- In the previous stanza, our speaker has told us that she's found a way to let go of "dead hands, dead stringencies." She's letting go of her mundane life, and submitting to the experience of the wild ride on Ariel.
- And now she's undertaking a serious transformation. She imagines herself as "foam" among the wheat fields she's traveling through. She's "a glitter of seas." The sea is a pretty feminized metaphor—throughout all kinds of literature, the sea has been associated with the cycles of the female body. In this case, the speaker's letting go of her actual body, and imagining herself as becoming one with nature—with the sea, and also, with Ariel.
- Then, she tells us that the "child's cry / Melts in the wall." Whose child is she talking about exactly? Is our speaker a mother?
- Possibly. Is she talking about her own, childlike cry of fear and terror? That's also possible.
- Whatever the answer to these questions is, we know that the speaker's connections to the human world are "melt[ing]," even disappearing. The experience of riding on Ariel is overtaking her, and her connections to the human world, her fears of Ariel's wild nature are dissolving.
- The last six lines of the poem form a wonderful, overwhelming, intense conclusion to the poem. The speaker says that "And I / Am the arrow, / The dew that flies Suicidal." Did you hear that awesome slant rhyme of "arrow" and "suicidal"? Subtly, these lines are brought closer together, though not in perfect sonic harmony.
- But what do these words actually mean? Well, we now know that the speaker has shed her human connections. In these last lines, it seems like she's become one with Ariel, who is galloping with intense and focused speed.
- The metaphors here are deep and layered; the speaker is so closely intertwined with Ariel that it's as if the two of them together are the arrow, galloping with determined intent. And galloping how? Well, suicidally. (This is a Plath poem, after all).

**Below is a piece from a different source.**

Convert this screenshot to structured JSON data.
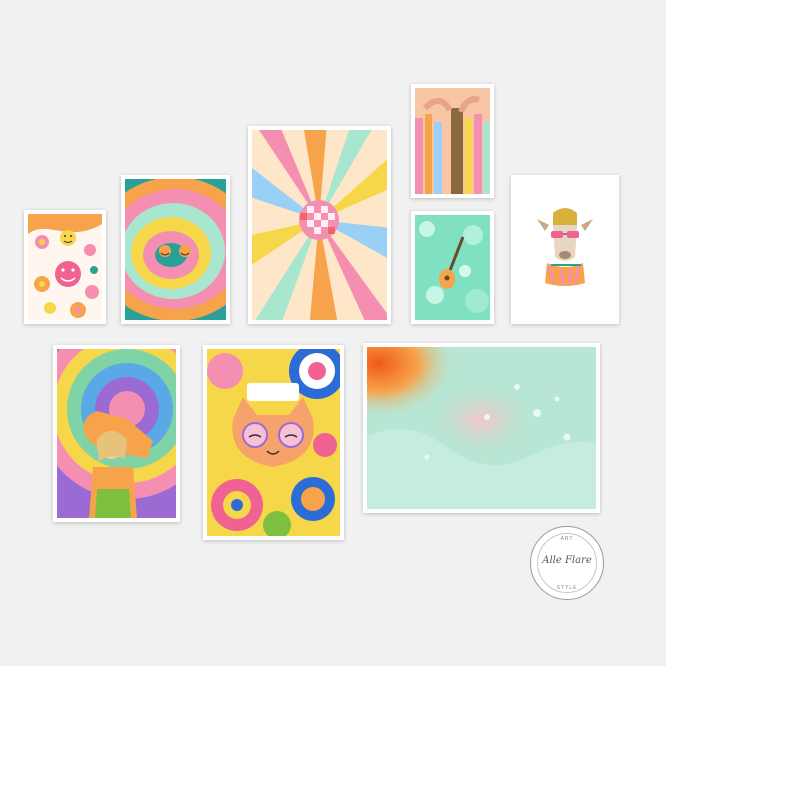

- Is the speaker talking about actual suicide here? Probably not. She may be on a wild ride, but she doesn't seem to be planning on throwing herself from the galloping horse. Instead, she's using the word "suicidal" more metaphorically. She's talking about extinguishing her sense of self. She's no longer the self she was at the beginning of the poem, riding on her horse with "dead hands." Instead, she's the arrow, Ariel herself. (Notice how similar "arrow" and "Ariel sound"?) She's merged with the horse.
- Our speaker tells us that she is "at one" with "the drive" (Ariel's drive, meaning both her galloping and her instinct). And what's that red eye? Well, it sure reminds us of the red, rising sun. The poem begins in the early morning "substanceless blue," and ends with the speaker riding into flaming sunrise.

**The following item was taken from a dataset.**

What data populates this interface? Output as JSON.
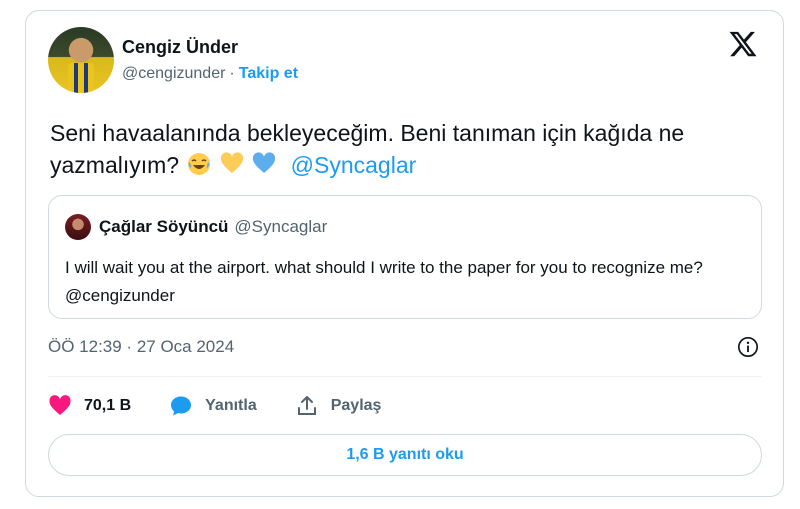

- And let's be sure to note that this is not a happy, yellow sun. Plath describes it as a "cauldron of morning," which has distinctly witchy undertones. (Macbeth, anyone?) And we can't help but hear the word "mourning" in this last line too, which doubles the dark feeling that we're getting here.
- All in all, this is an amazingly powerful image. It's an image of power, of control, of speed, of life and death all jumbled up.
- The speaker has shed her human skin (metaphorically, of course), and she's become one with her powerful, galloping horse.
- She's an arrow heading towards the bullseye of the sun. She "flies," "at one with the drive" (notice how the assonance of the long I sound there helps support her idea of oneness) and she's now all instinct, all power.
- In the end, the poem's about learning to let go, and finding power in that kind of release. Pretty intense, ain't it? "Ariel" simultaneously makes us crave, and fear, a wild ride on a horse like Ariel.